On Monday an anonymous friend left a comment that I wanted to respond to more fully than I could in the comment box.
Anonymous wrote, in part:
...I have been deeply hurt by those with faith and therefore am cautious with my own. I wish what you wrote was true, that our faith teaches the value of others. But, crosses were burned and black people killed by people of our faith. Women are not allowed to be ministers or priests by churches in our faith. 'Sins of the fathers' created a sin based view of disability. 'Kill a Queer for Christ' is a bumper sticker. I want a gentle faith...
When I read the book, Inside the Kingdom: My Life in Saudi Arabia, by Carmen Bin Ladin; although the sense of oppressiveness and control clung to me like fog in a Newfoundland outport, I realized that the expression of Islam the author experienced does not represent all who follow that faith. I also realized that Christianity has, by some, been corrupted into a faith of oppression and repression as my anonymous friend pointed out.

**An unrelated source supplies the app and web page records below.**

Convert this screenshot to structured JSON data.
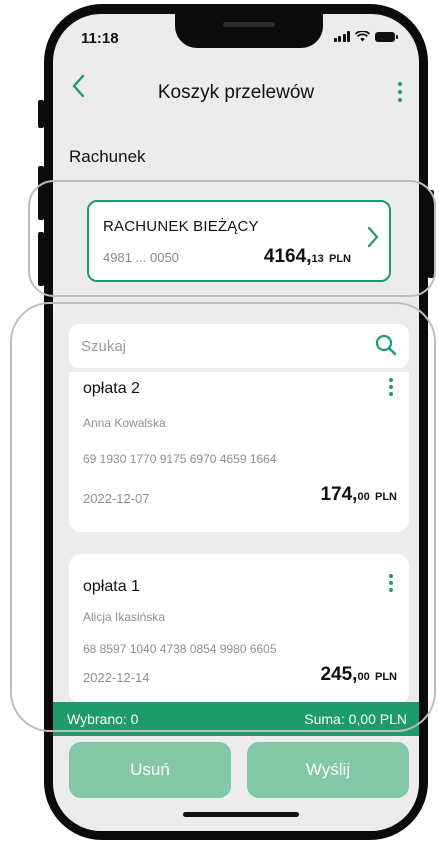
{
  "status": {
    "time": "11:18"
  },
  "header": {
    "title": "Koszyk przelewów"
  },
  "section": {
    "label": "Rachunek"
  },
  "account": {
    "name": "RACHUNEK BIEŻĄCY",
    "number": "4981 ... 0050",
    "amount_main": "4164,",
    "amount_cents": "13",
    "currency": "PLN"
  },
  "search": {
    "placeholder": "Szukaj"
  },
  "transfers": [
    {
      "title": "opłata 2",
      "recipient": "Anna Kowalska",
      "account": "69 1930 1770 9175 6970 4659 1664",
      "date": "2022-12-07",
      "amount_main": "174,",
      "amount_cents": "00",
      "currency": "PLN"
    },
    {
      "title": "opłata 1",
      "recipient": "Alicja Ikasińska",
      "account": "68 8597 1040 4738 0854 9980 6605",
      "date": "2022-12-14",
      "amount_main": "245,",
      "amount_cents": "00",
      "currency": "PLN"
    }
  ],
  "summary": {
    "selected": "Wybrano: 0",
    "total": "Suma: 0,00 PLN"
  },
  "actions": {
    "delete_label": "Usuń",
    "send_label": "Wyślij"
  },
  "colors": {
    "accent": "#1e9b6a",
    "button_disabled": "#82c7a6",
    "background": "#ececec"
  }
}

Anonymous obviously still had faith in God in spite of being hurt by those with faith, because she referred to "our" faith. But the words he wrote are painfully poignant.
How can a faith that is really the love story of God for humanity, be perverted into a weapon of hate? But it has been. Any reader of history, past or recent, doesn't have to look far to find evidence of that. In the name of Christ, bad things have been done--sometimes by well meaning but misguided people, and other times by those with dark motives.
People can find themselves in spiritually abusive, unhealthy, belief systems that discourage independent thought; some of them calling themselves "Christian." Any system that demands unquestioning obedience and "group think," is dangerous.
I loved Malcolm Gladwell's fascinating book, Blink: The Power of Thinking without Thinking in which he wrote about "thin slicing;" our ability to gauge what is real and true, seemingly instinctively; but in reality by a rapid summation of what we see and a split second comparison with information we know to be true. "The book argues that intuitive judgment is developed by experience, training, and knowledge." (Wikipedia Blink (book))
If Malcolm Gladwell's argument is correct, then how much more important is it that we pursue a thorough knowledge of God for ourselves? When we press in to know God and to become familiar with the Bible, we will have an inner check in our spirit and our gut when something is wrong. It is dangerous to rely on others for a second hand faith.
There are difficult questions that I have wrestled through to where I have peace. My peace may not be an other's peace on the same subject. And some questions God will have to answer for me in heaven because I don't have the answers yet. But I know the one who is called Faithful and True and am content to trust him.
I would love to hear the thoughts of readers. Have you experienced systems of faith that controlled or abused? How did you overcome the effects of those experiences and find spiritual health?